  • Human Trafficking
  • Housing refugees
  • The treatment of Black Youth by the Justice System
  • Making best use of donations for Overseas Aid

Both the work of the interns and the ideas arising from our annual conference sessions have enabled Project Bonhoeffer’s Trustees to begin to consider the way in which the project might move forward. The first phase of internships is now at an end and it has been agreed that, with the resources available, there should now be a period for the SCM to evaluate, develop and disseminate the ideas, issues and initiatives that Faith in Action has brought forward to strengthen and promote the SCM in Britain. Those initiatives include building up sturdier and stronger local SCM branches in university centres across the UK through greater staff support and a range of events – both on-campus, regional, national and even international – that can enable members to share and discuss those issues that important to them in their lives [not just today but also tomorrow], as only in the SCM they are able to do.
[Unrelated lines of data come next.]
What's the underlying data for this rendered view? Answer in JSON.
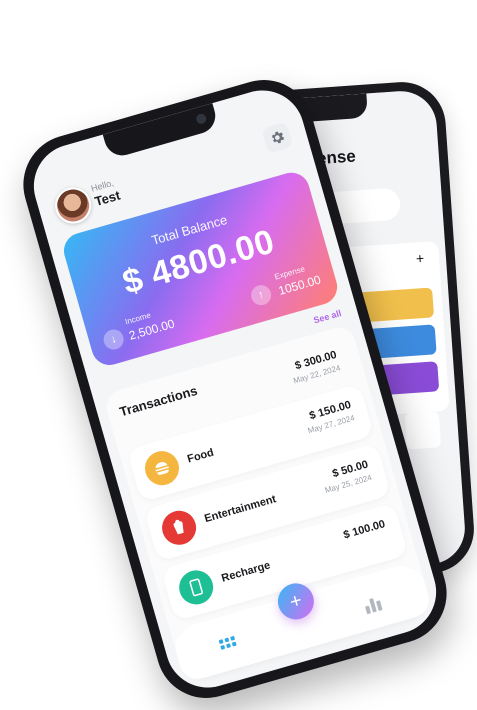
{
  "back_screen": {
    "title": "d Expense",
    "plus_icon": "+",
    "category_colors": [
      "#f1c04c",
      "#3d8bde",
      "#8a4cd6"
    ]
  },
  "front_screen": {
    "greeting": "Hello,",
    "username": "Test",
    "balance_card": {
      "label": "Total Balance",
      "amount": "$ 4800.00",
      "income_label": "Income",
      "income_value": "2,500.00",
      "expense_label": "Expense",
      "expense_value": "1050.00"
    },
    "see_all_label": "See all",
    "transactions_title": "Transactions",
    "transactions": [
      {
        "name": "",
        "amount": "$ 300.00",
        "date": "May 22, 2024",
        "color": ""
      },
      {
        "name": "Food",
        "amount": "$ 150.00",
        "date": "May 27, 2024",
        "color": "#f4b63e"
      },
      {
        "name": "Entertainment",
        "amount": "$ 50.00",
        "date": "May 25, 2024",
        "color": "#e53935"
      },
      {
        "name": "Recharge",
        "amount": "$ 100.00",
        "date": "",
        "color": "#1fbf95"
      },
      {
        "name": "",
        "amount": "",
        "date": "",
        "color": "#3d8bde"
      }
    ],
    "nav": {
      "add_label": "+"
    }
  }
}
For its part, Project Bonhoeffer will continue to bring together the support network of senior – and not-so-senior – friends who not only attend our conferences  but who share a concern to rebuild and regenerate the SCM for future generations of students as it did for them, enriching their lives and often investing them with both vision and vocation